In response to:

Supreme Court to Take Up Gay Marriage

Cyc Wrote: Dec 07, 2012 6:48 PM
That might be justified in the case of a law enacted by a state not not in the case of a law that is enacted against the entirety of the nation. In those cases the original intent of SCOTUS and its primary purpose comes into play. And that purpose is to determine the constitutionality of the law. It should be noted that SCOTUS does have the right not to hear a case, but by taking the case up they are then obligated to render a desicion based on the briefs brought before them. In the case of Obamacare the tax justification was never part of the federal govt. reasoning for the constitutionality of the law, and as such Robert overstepped his limits in considering it for his decision.
wtmoore1 Wrote: Dec 07, 2012 8:16 PM
Cyc,
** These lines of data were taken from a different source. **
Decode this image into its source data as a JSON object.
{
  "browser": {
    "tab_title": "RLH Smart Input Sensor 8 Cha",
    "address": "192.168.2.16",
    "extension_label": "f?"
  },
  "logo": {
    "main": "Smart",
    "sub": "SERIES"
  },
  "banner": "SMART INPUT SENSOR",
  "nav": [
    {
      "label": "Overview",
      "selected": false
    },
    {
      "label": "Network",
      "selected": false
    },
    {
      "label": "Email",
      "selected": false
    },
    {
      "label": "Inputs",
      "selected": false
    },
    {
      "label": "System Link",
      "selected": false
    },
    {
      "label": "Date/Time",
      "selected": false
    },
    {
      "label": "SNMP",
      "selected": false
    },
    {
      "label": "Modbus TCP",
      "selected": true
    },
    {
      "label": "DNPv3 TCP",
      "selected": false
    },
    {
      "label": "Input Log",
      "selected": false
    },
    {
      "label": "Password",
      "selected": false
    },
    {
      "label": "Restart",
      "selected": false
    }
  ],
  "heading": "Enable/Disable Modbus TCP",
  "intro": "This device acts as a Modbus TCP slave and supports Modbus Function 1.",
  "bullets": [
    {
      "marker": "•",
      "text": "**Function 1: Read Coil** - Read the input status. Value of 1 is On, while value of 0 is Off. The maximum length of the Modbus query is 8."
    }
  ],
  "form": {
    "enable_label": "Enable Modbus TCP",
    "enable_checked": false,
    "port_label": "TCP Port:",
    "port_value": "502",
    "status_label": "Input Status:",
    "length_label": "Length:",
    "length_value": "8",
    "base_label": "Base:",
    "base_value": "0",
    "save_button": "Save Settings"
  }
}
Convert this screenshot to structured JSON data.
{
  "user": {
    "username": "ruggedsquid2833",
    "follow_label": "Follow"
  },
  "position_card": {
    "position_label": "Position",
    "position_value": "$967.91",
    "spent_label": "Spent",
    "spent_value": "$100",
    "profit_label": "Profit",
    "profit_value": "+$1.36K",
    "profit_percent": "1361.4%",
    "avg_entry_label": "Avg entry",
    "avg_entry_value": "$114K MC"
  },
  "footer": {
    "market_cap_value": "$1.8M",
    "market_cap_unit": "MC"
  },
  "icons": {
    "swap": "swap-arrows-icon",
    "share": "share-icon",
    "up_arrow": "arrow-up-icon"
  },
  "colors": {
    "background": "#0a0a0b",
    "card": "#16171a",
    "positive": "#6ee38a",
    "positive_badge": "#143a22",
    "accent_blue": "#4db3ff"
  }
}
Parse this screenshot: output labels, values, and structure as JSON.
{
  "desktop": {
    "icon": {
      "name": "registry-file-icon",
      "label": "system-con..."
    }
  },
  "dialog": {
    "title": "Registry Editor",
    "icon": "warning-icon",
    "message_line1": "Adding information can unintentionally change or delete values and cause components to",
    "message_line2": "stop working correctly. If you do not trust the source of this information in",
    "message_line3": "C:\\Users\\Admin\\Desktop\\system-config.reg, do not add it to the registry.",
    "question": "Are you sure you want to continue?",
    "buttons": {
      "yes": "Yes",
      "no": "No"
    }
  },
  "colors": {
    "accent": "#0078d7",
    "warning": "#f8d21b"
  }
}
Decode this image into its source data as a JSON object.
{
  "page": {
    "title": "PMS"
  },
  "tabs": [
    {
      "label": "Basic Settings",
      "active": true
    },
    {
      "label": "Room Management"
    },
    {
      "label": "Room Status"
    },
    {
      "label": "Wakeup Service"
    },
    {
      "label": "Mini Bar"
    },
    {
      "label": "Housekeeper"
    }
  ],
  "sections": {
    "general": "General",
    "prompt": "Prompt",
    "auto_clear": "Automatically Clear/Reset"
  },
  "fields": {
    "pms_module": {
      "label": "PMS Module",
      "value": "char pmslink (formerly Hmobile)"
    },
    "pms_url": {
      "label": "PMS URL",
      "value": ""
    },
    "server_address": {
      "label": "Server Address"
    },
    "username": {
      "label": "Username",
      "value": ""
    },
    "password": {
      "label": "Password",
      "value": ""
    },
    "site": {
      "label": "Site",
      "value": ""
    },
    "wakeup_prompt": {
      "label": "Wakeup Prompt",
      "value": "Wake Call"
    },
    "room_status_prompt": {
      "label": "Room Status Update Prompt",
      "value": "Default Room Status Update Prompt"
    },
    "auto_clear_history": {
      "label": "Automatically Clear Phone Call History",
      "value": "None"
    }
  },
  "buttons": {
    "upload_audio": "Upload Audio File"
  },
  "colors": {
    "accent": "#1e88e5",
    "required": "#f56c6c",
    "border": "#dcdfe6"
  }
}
They are not obligated to "render a decision based on the briefs brought before them." You are confusing the role of an appellate court with the role of the U.S. Supreme Court. As the forum of last resort for constitutionality, they have a DUTY to uphold the constitutionality of a statute if it can be done at all. The argument need not be contained in briefs, or even presented at oral arguments, for the court to find that it is sufficient to support the statute.

The Supreme Court decided today it will hear two cases surrouding gay marriage with rulings coming down as Spring 2013. More from POLITICO:

The Supreme Court announced Friday that it will take up same-sex marriage, hearing both a case stemming from California’s Proposition 8 voter-approved ban on gay marriage and a case from New York challenging the constitutionality of the 1996 Defense of Marriage Act.

The pair of moves greatly increase the chances that the justices will rule this term on whether the U.S. Constitution guarantees same-sex couples the right to marry. However,...

Related Tags: Supreme Court Gay Marriage